I know it sounds bad, but that is just the way things are. This is no longer about the Eurozone; even Greek debt has come back in. The EURUSD is back above where it was. Greece has been bailed out again. The entirety of the Eurozone crisis fears that were occurring at the beginning of this meltdown have subsided…but the meltdown endures.

China took that baton and is running with it. And I am sure there’s a Brazil or Vietnam in the wings waiting for their turn next.

Energy pricing is – collapsing is too weak of a word – I don’t know how to call it. Oil is gone. Coal is gone. Nuclear is gone. Solar is gone. If you’re looking for a leading indicator, that may not be an optimistic one.

I don’t know. For the moment I’ve got enough cash to be composed about this, but these are tremors we haven’t felt since 2011 at least.

The Oil & Gas Consolidation Is Coming

1,453 views

We are soon to enter the next phase of the oil price collapse, which will take the form of industry wide mergers and acquisitions, stitching together failed businesses where the cash rich emerge on top.

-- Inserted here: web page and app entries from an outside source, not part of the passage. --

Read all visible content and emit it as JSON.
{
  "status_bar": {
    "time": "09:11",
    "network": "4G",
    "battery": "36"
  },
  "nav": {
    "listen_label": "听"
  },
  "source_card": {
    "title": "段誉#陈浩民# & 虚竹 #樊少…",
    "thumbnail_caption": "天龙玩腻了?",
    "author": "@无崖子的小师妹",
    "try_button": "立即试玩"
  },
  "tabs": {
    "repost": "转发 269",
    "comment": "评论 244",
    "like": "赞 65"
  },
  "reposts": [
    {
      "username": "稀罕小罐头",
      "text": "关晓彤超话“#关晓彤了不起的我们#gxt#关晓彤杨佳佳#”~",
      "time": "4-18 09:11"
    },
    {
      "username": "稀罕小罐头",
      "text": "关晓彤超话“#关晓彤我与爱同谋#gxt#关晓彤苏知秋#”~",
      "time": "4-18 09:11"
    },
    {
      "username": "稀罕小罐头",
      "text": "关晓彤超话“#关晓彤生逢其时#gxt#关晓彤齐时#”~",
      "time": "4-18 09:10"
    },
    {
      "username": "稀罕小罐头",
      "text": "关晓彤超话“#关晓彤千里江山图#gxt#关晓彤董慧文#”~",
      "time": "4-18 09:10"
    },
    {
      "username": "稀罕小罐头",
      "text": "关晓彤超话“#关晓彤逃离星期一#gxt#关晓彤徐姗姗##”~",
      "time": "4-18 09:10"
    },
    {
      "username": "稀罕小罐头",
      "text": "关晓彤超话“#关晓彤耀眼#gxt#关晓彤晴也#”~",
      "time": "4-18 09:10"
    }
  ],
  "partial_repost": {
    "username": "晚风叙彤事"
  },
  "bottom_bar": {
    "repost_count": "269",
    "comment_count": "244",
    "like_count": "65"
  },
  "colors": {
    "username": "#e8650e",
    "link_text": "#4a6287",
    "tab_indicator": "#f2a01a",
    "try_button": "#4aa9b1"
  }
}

Although I have been perhaps loyal to a fault with this industry, I have also warned of being on the wrong receiving end of just this very development from the start. Following BAS’ latest earnings report, management talked about this looming reality at some length.

The entire industry is failing and some are on the cusp of insolvency. Although the Saudi’s are failing in their alleged goal of destroying the US space, there will be no dawn for many of these highly leveraged and small players. BAS and others are preparing to pick through the carnage and buy out their assets for pennies on the dollar.

Those who have not maintained their asset rollover plans will be discarded via hard default; no savior come for them.

Prepare yourselves…